:: Exercise aim ::
I need the number of lines in the data that contain the word "Schuljahr", and nothing beyond it.

### Task data ###

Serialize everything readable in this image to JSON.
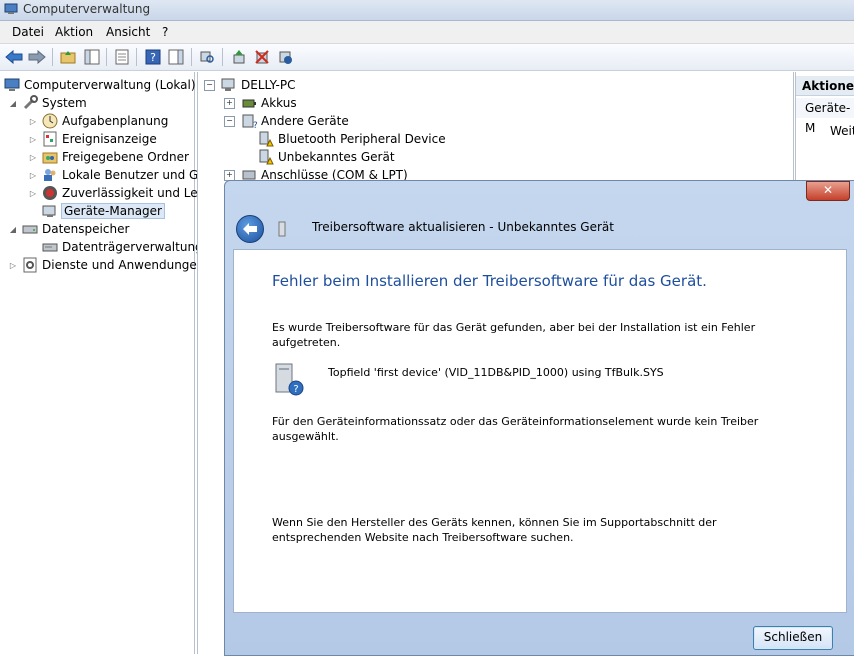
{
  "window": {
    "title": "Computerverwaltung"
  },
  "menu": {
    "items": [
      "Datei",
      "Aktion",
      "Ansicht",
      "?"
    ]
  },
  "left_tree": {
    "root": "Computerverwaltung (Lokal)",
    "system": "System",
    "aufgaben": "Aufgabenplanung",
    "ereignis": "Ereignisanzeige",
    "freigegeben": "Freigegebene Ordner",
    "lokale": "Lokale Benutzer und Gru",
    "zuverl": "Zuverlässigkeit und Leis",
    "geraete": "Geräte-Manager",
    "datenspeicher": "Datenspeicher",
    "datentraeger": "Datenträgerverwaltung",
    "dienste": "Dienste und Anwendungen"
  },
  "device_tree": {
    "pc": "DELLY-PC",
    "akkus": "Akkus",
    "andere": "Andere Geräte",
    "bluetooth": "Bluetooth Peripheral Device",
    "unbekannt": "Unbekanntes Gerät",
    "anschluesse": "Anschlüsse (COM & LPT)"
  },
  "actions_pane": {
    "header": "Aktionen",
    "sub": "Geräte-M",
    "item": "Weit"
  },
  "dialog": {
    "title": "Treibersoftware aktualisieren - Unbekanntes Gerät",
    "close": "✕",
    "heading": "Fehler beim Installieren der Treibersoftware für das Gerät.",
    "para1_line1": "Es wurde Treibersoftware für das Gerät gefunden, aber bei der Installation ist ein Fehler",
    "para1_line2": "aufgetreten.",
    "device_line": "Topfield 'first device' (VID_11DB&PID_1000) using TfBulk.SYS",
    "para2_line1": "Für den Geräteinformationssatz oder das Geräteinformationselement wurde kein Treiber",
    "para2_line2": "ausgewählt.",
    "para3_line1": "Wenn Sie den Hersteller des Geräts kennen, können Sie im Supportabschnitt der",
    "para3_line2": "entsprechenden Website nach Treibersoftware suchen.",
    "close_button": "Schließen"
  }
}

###
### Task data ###

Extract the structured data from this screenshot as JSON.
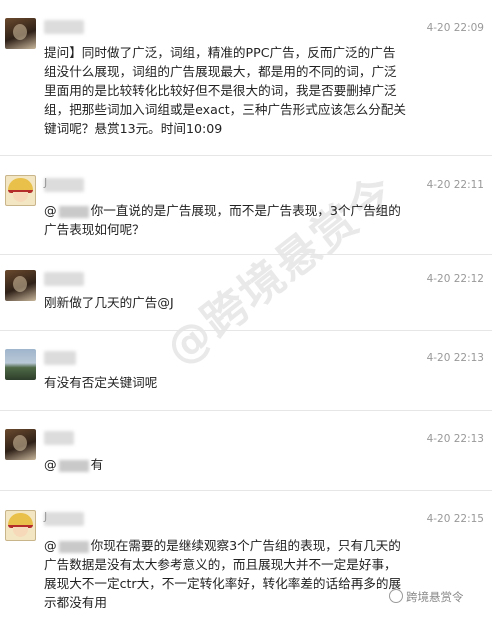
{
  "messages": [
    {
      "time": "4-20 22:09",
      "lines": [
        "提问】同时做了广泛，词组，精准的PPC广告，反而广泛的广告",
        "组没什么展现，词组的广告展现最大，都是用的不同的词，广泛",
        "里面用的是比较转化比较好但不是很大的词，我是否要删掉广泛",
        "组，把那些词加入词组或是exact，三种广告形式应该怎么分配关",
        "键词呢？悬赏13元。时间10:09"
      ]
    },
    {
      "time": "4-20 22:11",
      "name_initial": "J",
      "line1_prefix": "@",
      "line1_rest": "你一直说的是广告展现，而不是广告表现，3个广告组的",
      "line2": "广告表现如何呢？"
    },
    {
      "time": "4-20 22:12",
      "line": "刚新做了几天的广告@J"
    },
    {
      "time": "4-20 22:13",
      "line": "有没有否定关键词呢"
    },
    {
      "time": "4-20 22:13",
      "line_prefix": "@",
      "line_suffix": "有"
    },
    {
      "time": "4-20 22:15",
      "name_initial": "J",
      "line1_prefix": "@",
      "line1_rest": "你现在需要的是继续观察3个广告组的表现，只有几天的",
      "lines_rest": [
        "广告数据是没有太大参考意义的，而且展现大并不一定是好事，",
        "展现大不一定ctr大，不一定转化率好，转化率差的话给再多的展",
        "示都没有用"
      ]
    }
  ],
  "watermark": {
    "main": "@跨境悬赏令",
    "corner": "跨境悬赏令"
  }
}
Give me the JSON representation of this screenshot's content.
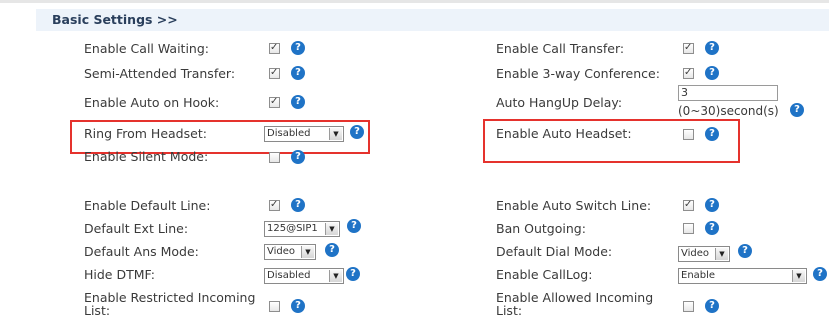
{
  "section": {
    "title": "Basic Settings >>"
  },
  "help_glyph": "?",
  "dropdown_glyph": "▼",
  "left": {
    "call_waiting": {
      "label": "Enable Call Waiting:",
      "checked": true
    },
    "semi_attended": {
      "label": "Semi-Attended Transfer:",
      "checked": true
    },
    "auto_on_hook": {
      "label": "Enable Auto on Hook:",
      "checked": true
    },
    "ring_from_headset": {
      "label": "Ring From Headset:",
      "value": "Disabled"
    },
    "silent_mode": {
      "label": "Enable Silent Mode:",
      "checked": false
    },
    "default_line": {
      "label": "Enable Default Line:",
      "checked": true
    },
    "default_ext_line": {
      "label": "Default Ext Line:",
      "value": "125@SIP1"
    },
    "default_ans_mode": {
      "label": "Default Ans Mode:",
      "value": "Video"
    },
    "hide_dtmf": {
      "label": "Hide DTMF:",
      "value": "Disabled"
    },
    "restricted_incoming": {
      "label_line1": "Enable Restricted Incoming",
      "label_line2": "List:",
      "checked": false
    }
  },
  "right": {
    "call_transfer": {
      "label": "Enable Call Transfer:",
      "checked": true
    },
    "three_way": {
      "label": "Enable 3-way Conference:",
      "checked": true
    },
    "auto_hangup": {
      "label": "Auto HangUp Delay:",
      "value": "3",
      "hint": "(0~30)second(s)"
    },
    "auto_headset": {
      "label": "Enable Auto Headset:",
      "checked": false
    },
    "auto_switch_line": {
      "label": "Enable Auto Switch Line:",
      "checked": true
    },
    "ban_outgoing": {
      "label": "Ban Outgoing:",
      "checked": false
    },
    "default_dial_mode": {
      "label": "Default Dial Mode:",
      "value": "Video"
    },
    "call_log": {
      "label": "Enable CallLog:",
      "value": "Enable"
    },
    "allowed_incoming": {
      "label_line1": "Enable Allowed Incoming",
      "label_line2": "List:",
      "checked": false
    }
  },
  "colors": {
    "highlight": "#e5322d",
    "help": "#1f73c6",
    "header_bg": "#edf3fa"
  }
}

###
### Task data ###

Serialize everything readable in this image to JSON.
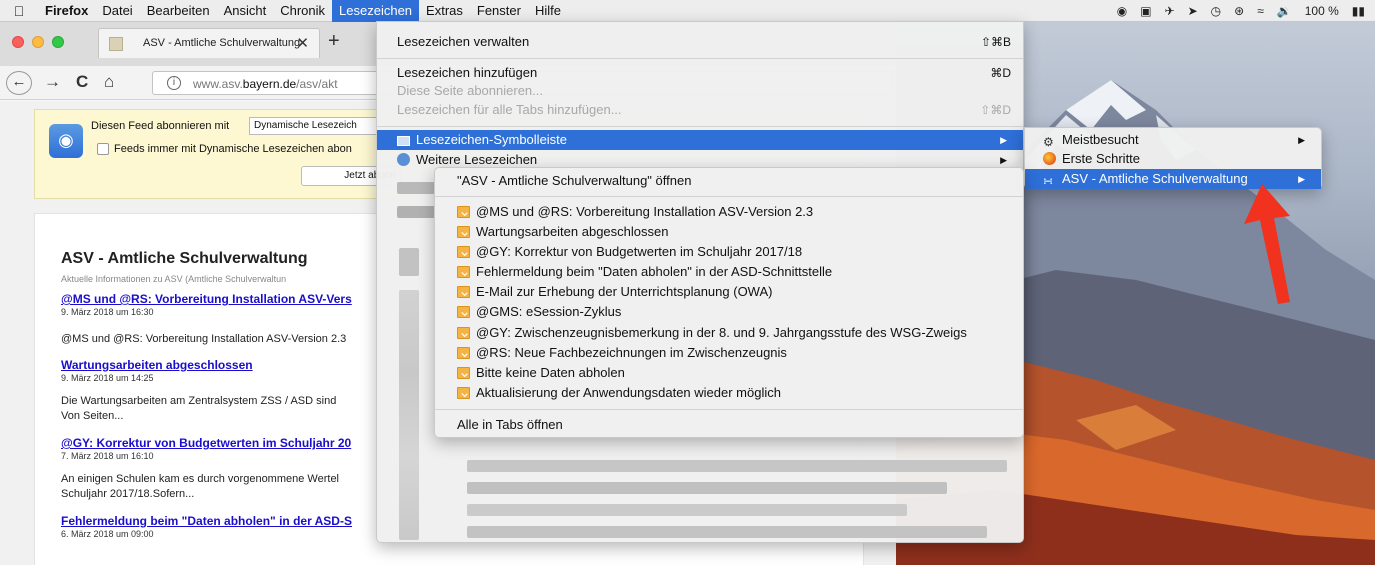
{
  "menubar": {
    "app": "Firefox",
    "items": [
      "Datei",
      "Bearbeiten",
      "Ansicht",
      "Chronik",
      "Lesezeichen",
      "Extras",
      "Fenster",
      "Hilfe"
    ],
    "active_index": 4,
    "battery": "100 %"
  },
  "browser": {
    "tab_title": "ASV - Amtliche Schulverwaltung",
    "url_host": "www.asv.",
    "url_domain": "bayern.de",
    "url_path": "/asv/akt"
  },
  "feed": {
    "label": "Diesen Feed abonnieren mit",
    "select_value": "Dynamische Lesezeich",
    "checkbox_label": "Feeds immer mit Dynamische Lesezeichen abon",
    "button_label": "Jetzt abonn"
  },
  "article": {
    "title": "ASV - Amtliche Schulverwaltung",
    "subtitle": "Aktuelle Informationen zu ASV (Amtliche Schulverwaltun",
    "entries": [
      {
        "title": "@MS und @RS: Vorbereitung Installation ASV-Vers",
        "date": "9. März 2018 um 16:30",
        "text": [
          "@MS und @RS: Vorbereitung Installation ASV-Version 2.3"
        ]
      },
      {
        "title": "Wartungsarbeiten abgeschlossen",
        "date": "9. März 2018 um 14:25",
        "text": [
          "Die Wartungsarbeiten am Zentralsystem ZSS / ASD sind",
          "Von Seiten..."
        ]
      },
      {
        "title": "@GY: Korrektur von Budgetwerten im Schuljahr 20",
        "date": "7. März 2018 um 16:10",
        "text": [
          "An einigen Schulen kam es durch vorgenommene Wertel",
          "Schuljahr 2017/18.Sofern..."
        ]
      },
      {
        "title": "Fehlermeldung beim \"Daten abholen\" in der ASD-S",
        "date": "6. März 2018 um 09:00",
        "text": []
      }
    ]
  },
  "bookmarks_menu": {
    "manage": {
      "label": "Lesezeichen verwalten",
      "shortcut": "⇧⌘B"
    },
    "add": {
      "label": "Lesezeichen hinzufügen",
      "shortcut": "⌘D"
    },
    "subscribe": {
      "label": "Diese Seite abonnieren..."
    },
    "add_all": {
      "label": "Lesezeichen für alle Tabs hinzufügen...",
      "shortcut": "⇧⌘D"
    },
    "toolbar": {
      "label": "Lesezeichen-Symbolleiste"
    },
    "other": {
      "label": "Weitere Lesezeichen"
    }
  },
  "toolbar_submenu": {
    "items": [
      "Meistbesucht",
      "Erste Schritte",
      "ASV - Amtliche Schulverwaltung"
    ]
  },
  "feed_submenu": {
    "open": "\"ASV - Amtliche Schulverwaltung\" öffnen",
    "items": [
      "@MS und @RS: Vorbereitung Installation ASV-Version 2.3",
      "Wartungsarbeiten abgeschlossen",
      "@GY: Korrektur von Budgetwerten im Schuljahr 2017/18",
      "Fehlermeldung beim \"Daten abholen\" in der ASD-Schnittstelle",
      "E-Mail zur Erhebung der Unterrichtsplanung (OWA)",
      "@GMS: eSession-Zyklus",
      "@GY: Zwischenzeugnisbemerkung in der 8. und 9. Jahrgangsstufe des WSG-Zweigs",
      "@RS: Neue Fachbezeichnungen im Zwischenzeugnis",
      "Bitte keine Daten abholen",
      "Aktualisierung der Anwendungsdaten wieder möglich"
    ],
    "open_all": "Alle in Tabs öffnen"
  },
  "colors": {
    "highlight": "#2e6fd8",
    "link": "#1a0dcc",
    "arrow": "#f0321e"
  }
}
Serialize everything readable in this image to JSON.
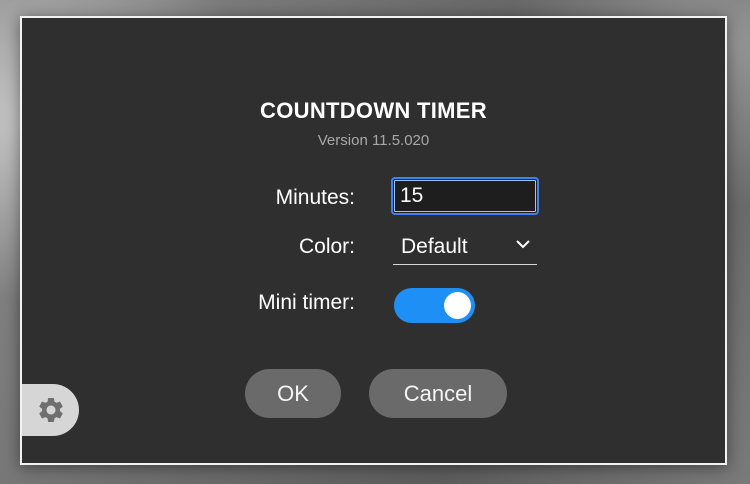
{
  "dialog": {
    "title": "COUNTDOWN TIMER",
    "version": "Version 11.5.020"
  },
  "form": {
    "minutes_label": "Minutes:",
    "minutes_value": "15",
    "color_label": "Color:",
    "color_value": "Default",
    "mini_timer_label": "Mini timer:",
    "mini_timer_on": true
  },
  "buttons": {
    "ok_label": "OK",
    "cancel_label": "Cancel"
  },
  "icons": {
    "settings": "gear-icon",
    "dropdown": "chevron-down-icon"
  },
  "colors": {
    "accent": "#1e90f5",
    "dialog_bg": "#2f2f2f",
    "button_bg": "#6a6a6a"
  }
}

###

:: The answer ::
3